Filter the listing below for "icon" and report every line that has it.

**RECORD EXCERPTS**
□ □ □ □
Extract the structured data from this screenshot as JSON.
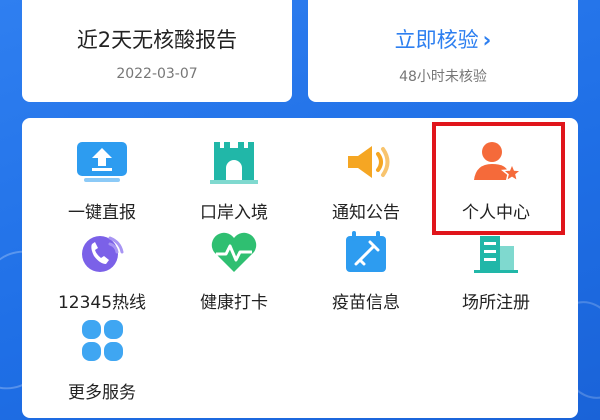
{
  "top_left_card": {
    "title": "近2天无核酸报告",
    "date": "2022-03-07"
  },
  "top_right_card": {
    "link_label": "立即核验",
    "chevron": "›",
    "status": "48小时未核验"
  },
  "services": [
    {
      "label": "一键直报",
      "icon": "upload-icon"
    },
    {
      "label": "口岸入境",
      "icon": "port-gate-icon"
    },
    {
      "label": "通知公告",
      "icon": "speaker-icon"
    },
    {
      "label": "个人中心",
      "icon": "user-star-icon"
    },
    {
      "label": "12345热线",
      "icon": "phone-icon"
    },
    {
      "label": "健康打卡",
      "icon": "heart-pulse-icon"
    },
    {
      "label": "疫苗信息",
      "icon": "vaccine-icon"
    },
    {
      "label": "场所注册",
      "icon": "building-icon"
    },
    {
      "label": "更多服务",
      "icon": "grid-more-icon"
    }
  ],
  "colors": {
    "brand": "#2d7ff0",
    "highlight": "#e0151b",
    "orange": "#f56a3a",
    "green": "#2fbf71"
  }
}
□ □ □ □
**OUTPUT FOR THIS EXERCISE**
      "icon": "upload-icon"
      "icon": "port-gate-icon"
      "icon": "speaker-icon"
      "icon": "user-star-icon"
      "icon": "phone-icon"
      "icon": "heart-pulse-icon"
      "icon": "vaccine-icon"
      "icon": "building-icon"
      "icon": "grid-more-icon"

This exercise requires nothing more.